● **WORK ORDER**
Each line of the material below is to be written out exactly. Leave out any picture.

- Opening Delimiter -

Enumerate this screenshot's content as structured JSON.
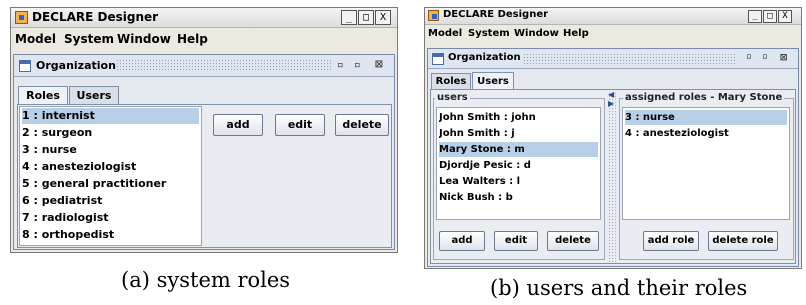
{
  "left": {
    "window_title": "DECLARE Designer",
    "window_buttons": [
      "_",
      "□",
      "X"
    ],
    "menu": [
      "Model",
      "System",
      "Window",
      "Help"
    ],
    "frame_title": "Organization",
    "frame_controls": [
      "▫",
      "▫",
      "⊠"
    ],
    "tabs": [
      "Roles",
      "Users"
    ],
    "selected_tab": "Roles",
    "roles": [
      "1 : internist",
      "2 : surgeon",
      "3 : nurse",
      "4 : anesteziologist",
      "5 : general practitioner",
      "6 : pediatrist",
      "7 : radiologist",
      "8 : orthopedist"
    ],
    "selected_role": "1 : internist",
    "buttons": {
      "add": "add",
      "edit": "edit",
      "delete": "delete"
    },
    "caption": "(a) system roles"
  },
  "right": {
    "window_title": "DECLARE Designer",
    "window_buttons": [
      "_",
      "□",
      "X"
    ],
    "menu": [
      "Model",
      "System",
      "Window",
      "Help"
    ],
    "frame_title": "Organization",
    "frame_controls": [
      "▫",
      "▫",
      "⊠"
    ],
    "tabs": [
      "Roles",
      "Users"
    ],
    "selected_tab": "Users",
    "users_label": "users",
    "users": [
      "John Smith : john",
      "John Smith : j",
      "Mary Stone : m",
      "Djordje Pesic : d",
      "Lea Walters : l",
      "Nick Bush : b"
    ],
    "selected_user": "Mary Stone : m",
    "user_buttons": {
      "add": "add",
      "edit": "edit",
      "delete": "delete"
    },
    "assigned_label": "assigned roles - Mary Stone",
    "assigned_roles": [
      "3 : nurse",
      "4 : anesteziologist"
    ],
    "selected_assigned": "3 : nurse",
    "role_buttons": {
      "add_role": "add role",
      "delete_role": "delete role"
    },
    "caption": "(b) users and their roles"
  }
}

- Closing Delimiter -

● **WORKED SOLUTION**
Enumerate this screenshot's content as structured JSON.
{
  "left": {
    "window_title": "DECLARE Designer",
    "window_buttons": [
      "_",
      "□",
      "X"
    ],
    "menu": [
      "Model",
      "System",
      "Window",
      "Help"
    ],
    "frame_title": "Organization",
    "frame_controls": [
      "▫",
      "▫",
      "⊠"
    ],
    "tabs": [
      "Roles",
      "Users"
    ],
    "selected_tab": "Roles",
    "roles": [
      "1 : internist",
      "2 : surgeon",
      "3 : nurse",
      "4 : anesteziologist",
      "5 : general practitioner",
      "6 : pediatrist",
      "7 : radiologist",
      "8 : orthopedist"
    ],
    "selected_role": "1 : internist",
    "buttons": {
      "add": "add",
      "edit": "edit",
      "delete": "delete"
    },
    "caption": "(a) system roles"
  },
  "right": {
    "window_title": "DECLARE Designer",
    "window_buttons": [
      "_",
      "□",
      "X"
    ],
    "menu": [
      "Model",
      "System",
      "Window",
      "Help"
    ],
    "frame_title": "Organization",
    "frame_controls": [
      "▫",
      "▫",
      "⊠"
    ],
    "tabs": [
      "Roles",
      "Users"
    ],
    "selected_tab": "Users",
    "users_label": "users",
    "users": [
      "John Smith : john",
      "John Smith : j",
      "Mary Stone : m",
      "Djordje Pesic : d",
      "Lea Walters : l",
      "Nick Bush : b"
    ],
    "selected_user": "Mary Stone : m",
    "user_buttons": {
      "add": "add",
      "edit": "edit",
      "delete": "delete"
    },
    "assigned_label": "assigned roles - Mary Stone",
    "assigned_roles": [
      "3 : nurse",
      "4 : anesteziologist"
    ],
    "selected_assigned": "3 : nurse",
    "role_buttons": {
      "add_role": "add role",
      "delete_role": "delete role"
    },
    "caption": "(b) users and their roles"
  }
}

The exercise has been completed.